FIFA President Sepp Blatter has just resigned, seven of his Executives were arrested for corruption last week, FIFA is in turmoil and the 2020 Qatar World Cup seems to breach basic human rights. So who is at the centre of this scandal? Read more here . . .
UPDATE: This post was originally directed towards the poor working and living conditions of workers building stadiums for the 2020 Qatar World Cup and the corruption currently surrounding FIFA. As of 2PM on the day of publication, FIFA President Sepp Blatter has announced he will be stepping down as leader of the organisation as soon as a replacement is elected.
Australian investigative ABC news program Foreign Correspondent released an interesting insight into the realities of the Qatari World Cup preparations on Monday, revealing exactly what is happening in one of the richest nations in the world for the biggest sporting event in the world.
The program was aired in the midst of an explosive corruption scandal that has enveloped world football governing body, FIFA, sparked by the arrest of seven FIFA executives last week for money laundering and racketeering.
Since its 2010 election as World Cup Cost, Qatar has been embroiled in allegations of bribery and scandals, supported by the vast amount of controversial aspects in its $400 Billion Cup bid.
Qatari cities such as Doha are essentially being totally remodelled, or in some cases, completely built in preparation for the games, which raised the question in 2010 – How can you bid for a cup without evidence of what you can provide?
Additionally, the Qatari bid suggested a move for the Cup to Winter months where the usually exceedingly hot weather conditions would be less of an issue and air-conditioned stadiums could have more of an effect. In a nation where temperatures are in excess of 50°C and the proposed timing of the Cup falls directly in the middle of European domestic leagues, the 2010 Qatari Cup Bid was always contentious.
With this, Foreign Correspondent managed to gain access to the working conditions set for employees attempting to make the 2022 World Cup a reality. And they weren’t great.
Most workers live in slum-worthy houses of 300 or more people, in rooms packed with upwards of 15 people. Workers are paid $50 per week and abide by the regulations of the Qatari ‘Kafala’ system whereby workers relinquish their passports to their employers, work exceedingly long hours, live in appalling sanitary conditions and aren’t allowed to leave until given permission.
In the 21st Century, we call this slavery.
And so, with so much evidence pointing towards the illegitimacy and infeasibility of the 2022 Qatari World Cup, the question remains – How can FIFA let this happen?
According to Foreign Correspondent, the answer lies in the seven (and surely more to come) executives arrested last week. FIFA as an overarching governing body has been surrounded by corruption controversies for years now, with many claiming those at the helm of the organisation are simply acting for their own financial gain.

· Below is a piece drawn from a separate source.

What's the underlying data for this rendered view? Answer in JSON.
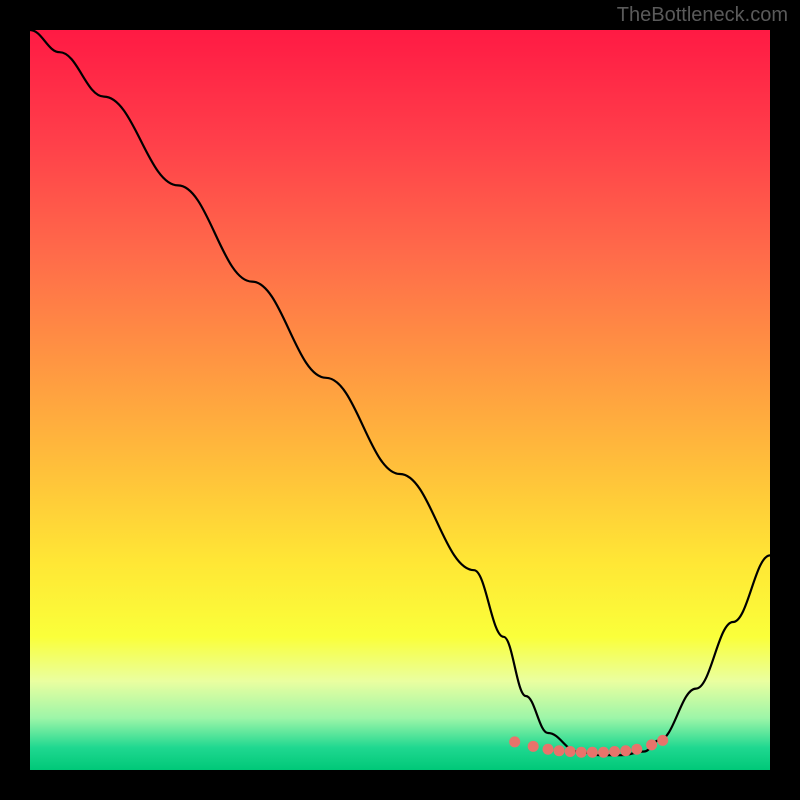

With a number as high as 4000 workers predicted to lose their lives in constructing stadiums for the Cup, it’s hard to believe anything other than corruption has led to such an appalling situation.
Which leads to former English football star Gary Neville and his claims as to how to stop the destructive forces of FIFA and their corrupt board.
According to Neville, the only way to truly let FIFA know that the current system of World Cup elections, corruption, poor working conditions and ignorance is unacceptable, is to take away the stars.
This week Neville came out in the media and stated his belief that without playing stars such as Lionel Messi and Cristiano Ronaldo, the Cup simply wouldn’t exist as sponsors such as Coca-Cola would be forced to remove themselves for financial purposes and the message would be conveyed that people wouldn’t be watching in 2022.
As former footballer Abdes Ouaddou said in Foreign Correspondent‘s program, footballers around the world simply would not play in stadiums built with blood, the deaths of thousands of migrant labourers and dirty money.
And thus, while FIFA is embroiled in perhaps the biggest scandal of hits history, the question is begged – will the 2022 Cup actually be held in Qatar, and what happens now that Sepp Blatter is no longer at the helm of the continuously rotating wheel of corruption?